by Julia Rosen Tuesday, June 16, 2015
The mighty mountains of the American West may captivate artists and adventurers with their rugged allure, but it’s the humble High Plains that intrigue certain geologists. For decades, scientists have puzzled over the origins of this vast plateau, which stretches for more than 500 kilometers east of the Rockies.
Some have argued that the High Plains' impressive elevation — up to 2 kilometers above sea level — simply results from the crust being thicker there, or from the lithosphere having lost some of the dense mantle at its base that would otherwise weigh it down. But there may be another explanation according to a new study in Geology: that the plains perhaps got a boost from below when chemical changes in the lower crust made it more buoyant.
Most scientists think that the plains' uplift began during a period of mountain building called the Laramide Orogeny. That episode started about 70 million years ago when the oceanic Farallon Plate began subducting beneath North America at an abnormally shallow angle. The ensuing buckling and bending created the spine of mountains that now bisects North America, but this deformation did not affect the eastern portions of modern-day Montana, Wyoming and Colorado, which now form the heart of the High Plains.
The researchers behind the new study, led by Craig Jones of the University of Colorado at Boulder, suggest instead that the Laramide Orogeny may have lifted the plains through a different mechanism. They say that water released by the Farallon slab as it sank slowly into the mantle could have bubbled up into the lower crust and reacted with rocks there to form more buoyant minerals.
“Garnet is the magic mineral,” says Gene Humphreys, a geologist at the University of Oregon who was not involved in the work. It’s dense and fairly common in the lower crust, he says, but when it reacts with water, garnet can transform into less dense minerals like mica and feldspar. If such transformations took place on a widespread scale during the Laramide Orogeny, the process could have increased the buoyancy of the crust, causing it to ride higher atop the mantle, Jones' team proposed. They calculated that it could potentially account for all 2 kilometers of uplift.
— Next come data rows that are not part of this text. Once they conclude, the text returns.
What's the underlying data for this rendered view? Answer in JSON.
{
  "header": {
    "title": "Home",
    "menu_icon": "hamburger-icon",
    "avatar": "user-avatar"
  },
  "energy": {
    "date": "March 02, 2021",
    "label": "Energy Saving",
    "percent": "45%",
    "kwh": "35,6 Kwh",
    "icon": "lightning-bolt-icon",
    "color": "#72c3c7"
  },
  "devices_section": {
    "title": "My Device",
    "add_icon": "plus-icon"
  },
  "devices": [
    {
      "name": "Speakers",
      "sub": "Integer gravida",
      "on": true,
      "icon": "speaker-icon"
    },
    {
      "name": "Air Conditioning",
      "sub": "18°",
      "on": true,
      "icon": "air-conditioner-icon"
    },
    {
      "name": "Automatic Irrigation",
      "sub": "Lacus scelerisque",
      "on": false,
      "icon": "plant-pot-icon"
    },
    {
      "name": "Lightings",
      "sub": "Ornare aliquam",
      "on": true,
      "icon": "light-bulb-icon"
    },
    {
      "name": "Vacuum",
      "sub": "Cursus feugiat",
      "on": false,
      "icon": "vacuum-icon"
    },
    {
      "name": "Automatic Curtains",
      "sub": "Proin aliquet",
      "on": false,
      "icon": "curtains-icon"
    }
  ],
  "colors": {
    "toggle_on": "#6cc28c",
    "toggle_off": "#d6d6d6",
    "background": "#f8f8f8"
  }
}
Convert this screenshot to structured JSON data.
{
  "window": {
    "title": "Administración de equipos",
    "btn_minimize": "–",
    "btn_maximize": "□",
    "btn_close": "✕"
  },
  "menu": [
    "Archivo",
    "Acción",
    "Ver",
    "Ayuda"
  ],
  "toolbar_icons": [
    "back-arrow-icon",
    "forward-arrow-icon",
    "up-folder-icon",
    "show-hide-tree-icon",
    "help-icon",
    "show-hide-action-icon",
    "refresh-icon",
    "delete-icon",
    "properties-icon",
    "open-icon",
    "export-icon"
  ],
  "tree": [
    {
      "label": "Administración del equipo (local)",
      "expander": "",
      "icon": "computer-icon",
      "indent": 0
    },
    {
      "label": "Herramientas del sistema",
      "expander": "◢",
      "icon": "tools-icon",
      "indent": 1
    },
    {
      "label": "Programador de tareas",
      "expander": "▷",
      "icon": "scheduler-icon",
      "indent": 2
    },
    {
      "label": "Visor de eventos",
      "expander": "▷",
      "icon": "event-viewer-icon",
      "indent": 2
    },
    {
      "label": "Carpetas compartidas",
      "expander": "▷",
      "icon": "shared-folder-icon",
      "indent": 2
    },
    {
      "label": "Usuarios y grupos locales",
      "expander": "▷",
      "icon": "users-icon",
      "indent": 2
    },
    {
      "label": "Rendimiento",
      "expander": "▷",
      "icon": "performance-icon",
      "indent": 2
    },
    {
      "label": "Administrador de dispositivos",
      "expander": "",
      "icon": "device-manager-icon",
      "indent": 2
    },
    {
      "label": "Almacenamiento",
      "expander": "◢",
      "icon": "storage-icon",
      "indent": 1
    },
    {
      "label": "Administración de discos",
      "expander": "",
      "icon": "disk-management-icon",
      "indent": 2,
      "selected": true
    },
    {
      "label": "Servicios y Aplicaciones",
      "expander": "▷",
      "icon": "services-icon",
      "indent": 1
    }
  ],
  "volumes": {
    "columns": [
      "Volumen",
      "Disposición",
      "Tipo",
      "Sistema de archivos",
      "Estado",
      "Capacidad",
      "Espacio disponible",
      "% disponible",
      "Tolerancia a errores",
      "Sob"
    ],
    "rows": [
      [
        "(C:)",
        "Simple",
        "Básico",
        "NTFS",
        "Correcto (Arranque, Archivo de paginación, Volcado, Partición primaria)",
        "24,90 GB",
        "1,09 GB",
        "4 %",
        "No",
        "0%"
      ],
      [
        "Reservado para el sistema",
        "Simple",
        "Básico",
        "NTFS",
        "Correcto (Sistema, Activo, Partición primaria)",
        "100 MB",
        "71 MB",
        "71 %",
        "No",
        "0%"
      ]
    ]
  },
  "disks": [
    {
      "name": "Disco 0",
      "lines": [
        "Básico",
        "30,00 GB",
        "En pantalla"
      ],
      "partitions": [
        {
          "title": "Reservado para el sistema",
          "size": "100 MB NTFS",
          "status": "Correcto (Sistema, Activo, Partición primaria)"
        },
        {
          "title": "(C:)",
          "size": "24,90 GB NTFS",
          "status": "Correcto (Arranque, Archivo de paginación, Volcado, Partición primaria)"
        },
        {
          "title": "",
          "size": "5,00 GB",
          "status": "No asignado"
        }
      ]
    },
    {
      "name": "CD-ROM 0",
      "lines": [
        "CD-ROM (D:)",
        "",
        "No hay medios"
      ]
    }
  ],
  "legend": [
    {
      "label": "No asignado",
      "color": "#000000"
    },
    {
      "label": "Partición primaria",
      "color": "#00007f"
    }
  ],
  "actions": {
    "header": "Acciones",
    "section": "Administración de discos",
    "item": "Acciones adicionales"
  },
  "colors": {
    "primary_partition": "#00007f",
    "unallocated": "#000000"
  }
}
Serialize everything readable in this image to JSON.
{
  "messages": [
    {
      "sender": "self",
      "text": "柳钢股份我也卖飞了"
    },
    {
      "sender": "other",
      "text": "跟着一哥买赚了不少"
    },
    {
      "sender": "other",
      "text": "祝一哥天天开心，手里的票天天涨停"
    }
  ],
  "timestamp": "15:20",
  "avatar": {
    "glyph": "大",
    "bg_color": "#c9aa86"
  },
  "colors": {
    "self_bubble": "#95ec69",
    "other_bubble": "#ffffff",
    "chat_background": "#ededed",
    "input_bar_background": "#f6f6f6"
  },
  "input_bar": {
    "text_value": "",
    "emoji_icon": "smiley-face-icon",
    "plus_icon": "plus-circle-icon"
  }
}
Probing the lower crust for clues is difficult, but the researchers have assembled several lines of evidence that they say support their idea. First, some xenoliths — rock fragments ripped from the lower crust by fast-rising magma and then erupted out of volcanoes — found in Wyoming and Montana contain mica crystals that were once garnet.
Unfortunately, it’s hard to pin down the ages of xenoliths. The only sample the team has conclusively dated to during or after the Laramide Orogeny doesn’t contain very much garnet, altered or not. It does, however, contain plagioclase minerals that have experienced the same kinds of chemical reactions that would have converted garnet to its less dense relatives. On the other hand, xenoliths from Wyoming and Montana, which appear to predate the orogeny, do show intact garnets, supporting the idea that these minerals once pervaded the lower crust. But, Jones says, “the [subsurface] seismic velocities we see there today are inconsistent with those materials still being there,” suggesting the garnet has since transformed.
However, it will take some work to convince other researchers investigating the question. “Hydration is undoubtedly part of the story,” says Karl Karlstrom, a geologist at the University of New Mexico. But he says other mechanisms probably played roles as well, like crustal shortening — which would thicken the crust and raise the surface — or melting at the base of the North American Plate after the Farallon slab eventually sank into the mantle. In addition, Karlstrom points out that adding water to the crust would provide a one-time boost during the Laramide Orogeny, but new data suggest that uplift happened in several stages, and may even continue today.
Jones says he doesn’t take issue with any of these counterpoints. “The paper is a little unusual in that it is not so much reaching a conclusion as suggesting an idea,” he says. The goal, he says, is to prod the community to see if, in fact, geologists “can distinguish between our new kooky idea versus the old ideas that have been bouncing around for the last 20 years.”
That is, after all, what scientists do, Humphreys says: “We make stories and put them out there and see how they go” as researchers test them. For the High Plains, he says, there is a long list of candidates that might explain the uplift, and Jones' team’s mechanism could be an important one. What’s needed now, Humphreys says, is a “careful accounting of all of them.”
© 2008-2021. All rights reserved. Any copying, redistribution or retransmission of any of the contents of this service without the expressed written permission of the American Geosciences Institute is expressly prohibited. Click here for all copyright requests.